A few minutes ago I was returning home from dropping off my daughter and two of her friends at the home of another friend. They were planning a night of fun watching videos and whatever else four teenage girls do to stay up to the wee hours of the morning. Maybe they will go to separate rooms and text one another.
Their night of fun is to be followed by a day of fun. They are going shopping at one of the largest malls on the east coast. Personally, I would just as soon take a trip to the dentist as visit a busy mega-mall on a Saturday this close to Christmas. But, my daughter assures me that the madness is part of the fun. Does anyone understand this?
Well, back to the point. I was driving along one of the many dark, tree-lined, winding roads near our home. As I motored along, I remembered a tragedy that occurred on this section of road a few years ago. Every time I pass this way I remember this event.
You see, a husband and wife rounded one of the curves traveling about 50 miles per hour. They were in a full sized Chevrolet pickup. A large buck attempted to cross the road in front of them. As they approached, he leapt into the air in a futile effort to escape the inevitable. He didn’t make it. He did jump high enough that the hood of the vehicle clipped his legs. This caused his body to be hurled towards the passenger side of the windshield. The impact was of sufficient force that the deer came to rest inside the cab of the pickup. Tragically, two of the buck’s antler points penetrated the female passenger’s chest. She died within minutes of the collision.
Remembering this tragedy set me to thinking about the recent death of James Kim in Oregon. So many things converged to produce this tragedy. Having lived for several years in the foothills of Colorado’s Rocky Mountains, I know first-hand how easily and quickly one can get into serious trouble in this sort of environment.
Earlier today I read something that really tore at my heart. Most major news outlets are reporting that the Kim’s journey towards tragedy was partially attributable to the fact that vandals had cut the lock and opened the gate on a Bureau of Land Management road that was closed on November 1st. Why would someone do such a thing? Who knows? But, the fact that it was done plays a major role in this tragedy.
This prompted me to wonder how often it is that the flagrant disrespect of civil and moral guidelines on the part of one individual indirectly produces tragic results in the lives of others. As I was thinking about this, my journey towards home took me down a much-less-highly traveled road, a tree-lined lane about one half mile in length that consists of one hill after of another. This is one of the most heavily deer populated areas around.

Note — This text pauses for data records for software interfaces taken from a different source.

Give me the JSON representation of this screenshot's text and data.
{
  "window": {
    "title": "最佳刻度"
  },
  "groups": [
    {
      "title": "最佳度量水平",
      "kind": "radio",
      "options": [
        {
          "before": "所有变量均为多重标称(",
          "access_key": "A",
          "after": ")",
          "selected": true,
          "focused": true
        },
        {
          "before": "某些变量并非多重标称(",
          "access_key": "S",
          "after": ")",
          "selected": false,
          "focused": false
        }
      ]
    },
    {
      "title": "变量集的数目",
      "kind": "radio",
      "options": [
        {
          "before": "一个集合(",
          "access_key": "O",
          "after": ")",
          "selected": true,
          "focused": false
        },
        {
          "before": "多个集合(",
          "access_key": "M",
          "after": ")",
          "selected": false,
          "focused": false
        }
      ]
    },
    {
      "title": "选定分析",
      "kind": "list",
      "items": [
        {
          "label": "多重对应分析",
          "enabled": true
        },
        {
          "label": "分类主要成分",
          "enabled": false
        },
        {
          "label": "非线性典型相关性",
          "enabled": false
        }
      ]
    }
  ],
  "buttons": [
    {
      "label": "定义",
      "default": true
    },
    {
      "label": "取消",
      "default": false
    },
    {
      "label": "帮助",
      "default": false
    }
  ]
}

I’m traveling near the speed limit of 40 miles per hour, when a car with cold-blue and blindingly bright headlights races up behind me. I see the front end dip when the driver applies the brakes. But he doesn’t want to slow down. He makes this known by slowing a bit and then racing up behind me several times. I reach up and adjust my rear view mirror, determined to hold my ground.
Then it occurs to me that because the person behind me is bent on pushing the envelop—ignoring the laws of the land and apparently oblivious to or unconcerned about the dangers his actions are causing—I’ve gone almost the full length of this dangerous stretch of road without paying a bit of attention to what is in front of me.
After persistently trying to get me to speed up to no avail, the driver turned into his development about a block before my next turn. My thoughts then returned to two fatherless children and a recently widowed young mother in Oregon. May God be with them. May God be with all of us that we will spend a bit more time thinking before acting. May God help all of us to live more respectfully of one another and the governing principles that protect us from harm and from harming one another.
© Bill Williams
December 9, 2006